Crossley MS, Rondon SI, Schoville SD. Evolutionary Applications. 2019;12(4):804-814. doi: 10.1111/eva.12757.
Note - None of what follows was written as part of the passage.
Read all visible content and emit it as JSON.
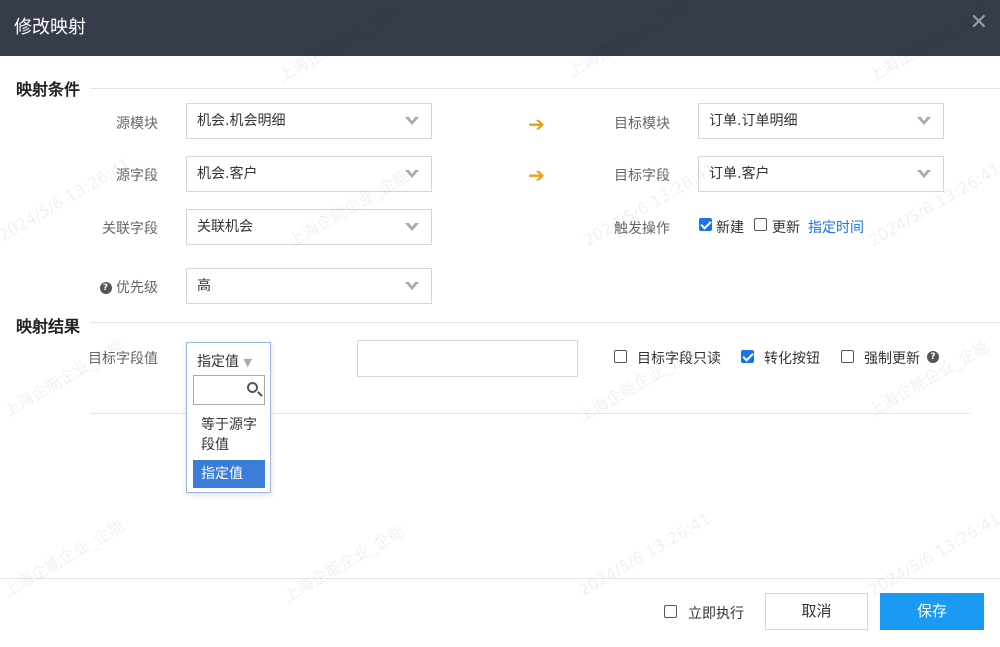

Changing landscape heterogeneity can influence connectivity and alter genetic variation in local populations, but there can be a lag between ecological change and evolutionary responses. Temporal lag effects might be acute in agroecosystems, where land cover has changed substantially in the last two centuries. Here, we evaluate how patterns of an insect pest's genetic differentiation are related to past and present agricultural land cover change over a 150-year period. We quantified change in the amount of potato, Solanum tuberosum L., land cover since 1850 using county-level agricultural census reports, obtained allele frequency data from 7,408 single-nucleotide polymorphism loci, and compared effects of historic and contemporary landscape connectivity on genetic differentiation of Colorado potato beetle, Leptinotarsa decemlineata Say, in two agricultural landscapes in the United States. We found that potato land cover peaked in Wisconsin in the early 1900s, followed by rapid decline and spatial concentration, whereas it increased in amount and extent in the Columbia Basin of Oregon and Washington beginning in the 1960s. In both landscapes, we found small effect sizes of landscape resistance on genetic differentiation, but a 20× to 1,000× larger effect of contemporary relative to historic landscape resistances. Demographic analyses suggest population size trajectories were largely consistent among regions and therefore are not likely to have differentially impacted the observed patterns of population structure in each region. Weak landscape genetic associations might instead be related to the coarse resolution of our historical land cover data. Despite rapid changes in agricultural landscapes over the last two centuries, genetic differentiation among L. decemlineata populations appears to reflect ongoing landscape change. The historical landscape genetic framework employed in this study is broadly applicable to other agricultural pests and might reveal general responses of pests to agricultural land-use change.